Maeve called upon her ice magics to summon a dagger of ice, but before she could, pain flooded her system. The wolf had broken from her grip and clamped its jaws around one of her ethereal tendrils. With all her might, she threw the beats away from her, slamming it into a tree which snapped ominously.
Cursing, she looked at the trees, trying to find the tallest. When she did, Maeve stretched out two of her icy tendrils and latched onto the closest branch and pulled.
Up she went, as her wings pulled her safely from the maw of the beast below. She shot out her two other tendrils and grabbed the next set of branches. Pain spiked again and the injured wing faltered in its grip. She slipped, but quick thinking stopped herself from the wolf’s ravenousness maw as she latched onto the tree trunk as if it were a lifeline. Her injured tendril drooped uselessly.
Maeve took in a deep breath and blocked out the growls from below. She knew it was going to be difficult, but she needed to push on regardless. Two of her working wings shot up, latching onto another thick branch and she slowly crawled up the tree, inch by inch as the last of her uninjured wings wrapped around the tree trunk like a belt.
Like a mantra, she repeated this action, soon reaching the tree top.
Her eyes were drawn East, and she could see that the storm was much closer than she had assumed. Maeve berated herself for her weakness, for wasting her time wallowing in grief. Using the sun and time, her eyes drifted South-East, the direction Mother had directed her.
From her vantage point, she could not see any signs of civilisation, but she knew there was nowhere else to go. Now to deal with the wolf.
She may have been trained, but she never had to put that training to the test in the field. So with this in mind, she knew it would be dangerous to fight the wolf. The only safe option was to get as far away from it before descending.

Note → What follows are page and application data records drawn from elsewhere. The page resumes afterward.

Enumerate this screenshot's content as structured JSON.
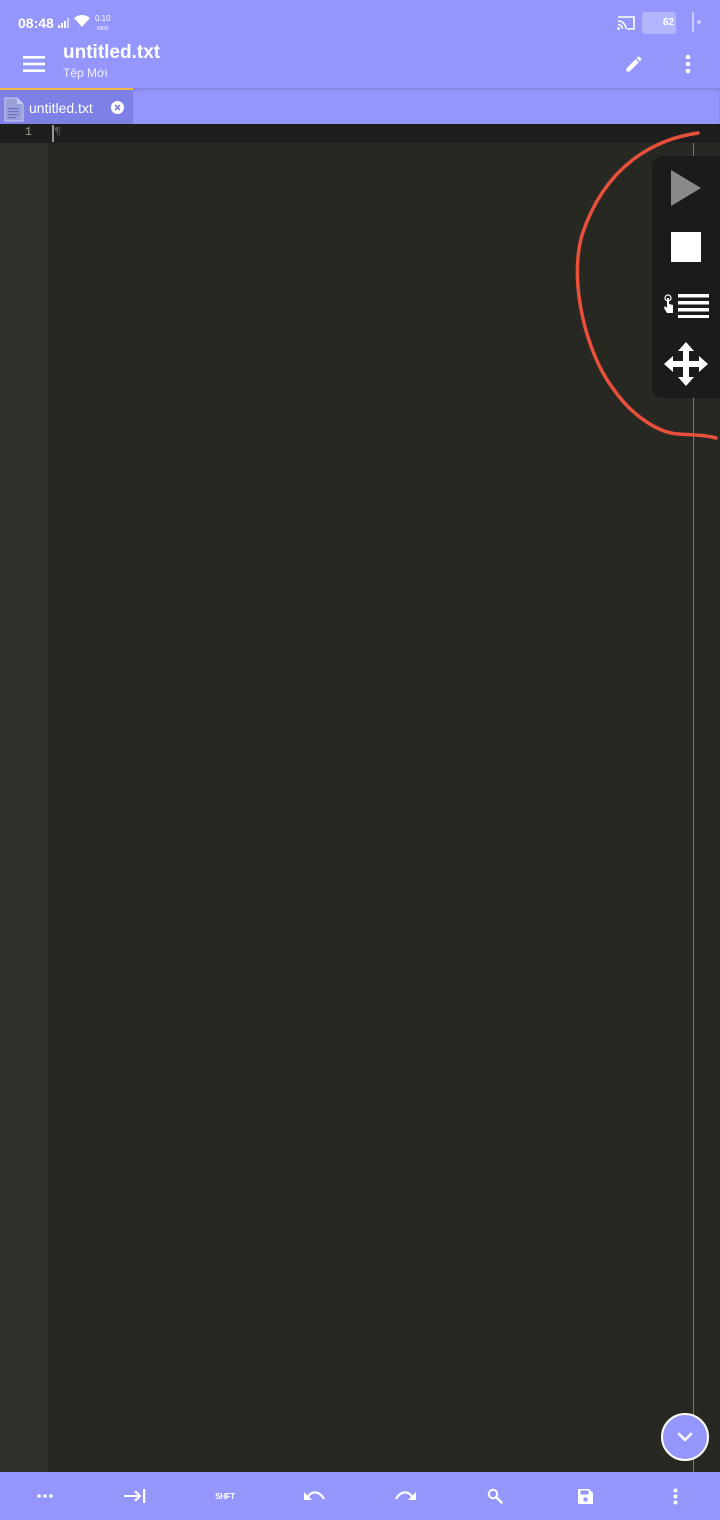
{
  "status_bar": {
    "time": "08:48",
    "net_speed_value": "0.10",
    "net_speed_unit": "KB/S",
    "battery": "62",
    "icons": [
      "signal-icon",
      "wifi-icon",
      "cast-icon",
      "battery-icon"
    ]
  },
  "app_bar": {
    "title": "untitled.txt",
    "subtitle": "Tệp Mới",
    "icons": [
      "menu-icon",
      "pencil-icon",
      "more-vert-icon"
    ]
  },
  "tabs": [
    {
      "label": "untitled.txt",
      "active": true
    }
  ],
  "editor": {
    "lines": [
      {
        "number": "1",
        "text": ""
      }
    ],
    "pilcrow": "¶"
  },
  "floating_panel": {
    "icons": [
      "play-icon",
      "stop-icon",
      "touch-list-icon",
      "move-icon"
    ]
  },
  "bottom_toolbar": {
    "shift_label": "SHFT",
    "icons": [
      "more-horiz-icon",
      "tab-icon",
      "shift-label",
      "undo-icon",
      "redo-icon",
      "search-icon",
      "save-icon",
      "more-vert-icon"
    ]
  },
  "colors": {
    "accent": "#9496fb",
    "tab_active": "#7e80e6",
    "tab_indicator": "#f0b848",
    "editor_bg": "#272822",
    "gutter_bg": "#2f302a",
    "annotation": "#e8503c"
  }
}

And so, she did. Crawling down the tree was much more difficult that climbing, but it was simple with the help of her wings. When she reached the middle of the trunk, she stretched out her uninjured tendrils to latch onto a closer tree in the general direction of South-East.
Again and again, she did so, always keeping an eye on the wolf and the direction she was going. Thankfully, after jumping nearly sixteen trees, the wolf had lost interest and returned to its home. Only then, did Maeve begin her descent down the truck until her feet hit solid earth.
Her wings retracted into her back, and she began the trek.
On occasion, she would climb to the treetops to scout for the village. All too often a curse would leave her mouth, aimed at her inability to fly like the older Fae. From there, she would scout out her position, looking for any sight of a town.
And as she did, she thought about her father; a man she had never seen but had heard much about. With all that her mother had told her – in hushed whispers of course as to mate with a human was heavy frowned upon; stillborns and mothers dying during labour were a common enough occurrence even without the social stigma of ‘sullying oneself with mortals’ – she had built a simulacrum of an image.
Her father, a competent human Magi who had, albeit accidentally, rescued her mother from the Summer Fae. In her mind, he was tall, strong, dressed in robes of pale blue, white and black, his trusty staff by his side, attuned to conjure powerful magics. But it was not just that, her mother had said that he had been kind and chivalrous, but hidden underneath was a cold and calculating man with a strong belief in being entitled to the sweat of his own brow. It was this that attracted mother to him, and what resulted in her birth.
It was these thoughts that drove her forward. It was her goal. Sleep mattered not for the Fae, and while being a half-breed meant that she was susceptible to human exhaustion, especially when she used her magics, she pushed on regardless.
Maeve needed to find her father. To deliver the artefact and find the sanctuary that her mother had promised. That was that.